Or yeah, minimize DOMS than as if you were to just like jump in at full bore and then you'd experience that laundry list of things that happens during DOMS. So that's one thing you can do to kinda combat DOMS.

Do Ice Baths Help With DOMS?

Now the other thing you may be thinking is, "Well, if DOMS is an inflammation process, why don't I just do, you know, the ice baths or cryotherapy or supplements like green tea or tart cherry that would minimize the inflammation process and then hence minimize DOMS, so you can bounce back quicker?".

Now, you know, every once in a while I think that using those techniques or supplements to minimize the inflammation processes is okay, like if you have a back to back day of racing.

But in general, you don't really wanna minimize the inflammation process completely, because that can impair adaptations to exercise over the long haul.

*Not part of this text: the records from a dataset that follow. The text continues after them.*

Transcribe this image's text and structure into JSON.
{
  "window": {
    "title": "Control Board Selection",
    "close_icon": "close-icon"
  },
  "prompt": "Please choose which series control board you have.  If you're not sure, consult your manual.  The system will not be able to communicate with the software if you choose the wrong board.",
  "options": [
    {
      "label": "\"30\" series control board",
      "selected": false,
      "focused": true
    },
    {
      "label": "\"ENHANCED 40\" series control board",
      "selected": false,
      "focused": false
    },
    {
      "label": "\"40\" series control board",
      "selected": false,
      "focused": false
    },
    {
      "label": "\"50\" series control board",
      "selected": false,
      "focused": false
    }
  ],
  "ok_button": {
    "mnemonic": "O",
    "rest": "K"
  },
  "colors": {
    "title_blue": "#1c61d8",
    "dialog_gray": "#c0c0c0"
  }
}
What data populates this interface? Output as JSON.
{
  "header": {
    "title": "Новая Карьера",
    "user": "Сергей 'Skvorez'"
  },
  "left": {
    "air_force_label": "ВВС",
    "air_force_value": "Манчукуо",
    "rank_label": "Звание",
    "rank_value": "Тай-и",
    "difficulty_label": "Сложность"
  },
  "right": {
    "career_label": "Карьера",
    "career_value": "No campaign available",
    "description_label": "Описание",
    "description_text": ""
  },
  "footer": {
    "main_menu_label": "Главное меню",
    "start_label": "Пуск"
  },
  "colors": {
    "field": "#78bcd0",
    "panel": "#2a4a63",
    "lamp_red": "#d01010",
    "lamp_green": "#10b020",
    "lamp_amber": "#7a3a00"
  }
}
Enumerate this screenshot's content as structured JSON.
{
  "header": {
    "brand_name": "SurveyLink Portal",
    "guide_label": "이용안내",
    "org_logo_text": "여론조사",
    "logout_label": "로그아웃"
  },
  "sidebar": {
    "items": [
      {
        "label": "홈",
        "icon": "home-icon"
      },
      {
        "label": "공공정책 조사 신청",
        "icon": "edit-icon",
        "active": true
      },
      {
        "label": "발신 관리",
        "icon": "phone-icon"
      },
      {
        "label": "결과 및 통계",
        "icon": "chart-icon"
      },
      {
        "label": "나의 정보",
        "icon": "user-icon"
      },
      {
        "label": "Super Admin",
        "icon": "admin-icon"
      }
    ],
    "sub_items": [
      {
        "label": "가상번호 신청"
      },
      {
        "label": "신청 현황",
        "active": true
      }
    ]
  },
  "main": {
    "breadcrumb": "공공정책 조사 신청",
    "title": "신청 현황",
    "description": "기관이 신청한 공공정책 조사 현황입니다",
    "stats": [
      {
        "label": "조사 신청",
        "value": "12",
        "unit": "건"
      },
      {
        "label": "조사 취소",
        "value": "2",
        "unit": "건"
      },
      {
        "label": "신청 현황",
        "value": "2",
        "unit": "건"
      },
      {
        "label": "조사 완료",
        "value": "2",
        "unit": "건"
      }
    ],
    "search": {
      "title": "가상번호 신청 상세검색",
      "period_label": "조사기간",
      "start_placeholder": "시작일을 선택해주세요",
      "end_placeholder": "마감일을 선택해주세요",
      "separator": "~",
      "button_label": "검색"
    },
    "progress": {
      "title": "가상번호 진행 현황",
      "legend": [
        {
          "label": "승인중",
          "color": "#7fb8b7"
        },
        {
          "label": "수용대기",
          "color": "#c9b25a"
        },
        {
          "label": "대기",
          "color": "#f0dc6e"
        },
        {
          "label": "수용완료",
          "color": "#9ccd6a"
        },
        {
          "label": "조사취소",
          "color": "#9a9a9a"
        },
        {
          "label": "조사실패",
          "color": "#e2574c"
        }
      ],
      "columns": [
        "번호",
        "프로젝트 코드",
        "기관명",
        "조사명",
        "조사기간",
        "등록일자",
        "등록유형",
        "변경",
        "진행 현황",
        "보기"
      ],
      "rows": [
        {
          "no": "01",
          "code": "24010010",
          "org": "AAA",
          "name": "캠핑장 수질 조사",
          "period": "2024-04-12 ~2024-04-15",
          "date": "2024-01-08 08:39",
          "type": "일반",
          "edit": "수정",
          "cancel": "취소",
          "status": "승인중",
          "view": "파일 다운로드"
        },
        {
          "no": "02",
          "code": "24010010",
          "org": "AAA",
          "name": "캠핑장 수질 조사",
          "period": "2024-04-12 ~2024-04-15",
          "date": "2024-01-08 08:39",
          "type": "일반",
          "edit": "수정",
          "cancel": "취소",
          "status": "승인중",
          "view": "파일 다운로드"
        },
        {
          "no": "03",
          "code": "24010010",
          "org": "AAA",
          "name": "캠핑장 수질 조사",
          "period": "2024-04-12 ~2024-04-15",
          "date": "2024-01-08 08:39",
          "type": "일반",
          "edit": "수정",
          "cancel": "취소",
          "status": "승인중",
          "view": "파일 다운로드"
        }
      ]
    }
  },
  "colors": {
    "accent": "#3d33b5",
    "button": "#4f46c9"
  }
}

So, that, in a nutshell, is DOMS.

Take-home points:

  • DOMS is caused by micro-tears in the muscles.
  • It causes swelling, it stimulates pain receptors
  • and basically, you're hobbling around in pain for 24 to 48 hours.

To minimize DOMS:

  • incorporate new movements slowly into your routine
  • maybe do some ice baths and cryotherapy and supplements every once in a while, but over the long haul I would not do that at all.

So, if you have a friend who experiences DOMS on a regular basis, please share this video with them. If you want other videos like this, on endurance training, nutrition, and supplementation, subscribe to the EndurElite YouTube channel, or head on over to the EndurElite blog, at Or get social with us on the EndurElite training and nutrition club Facebook page, or Instagram. And until next time, my endurance friends, stay fueled, stay focused, stay fast, and stay informed.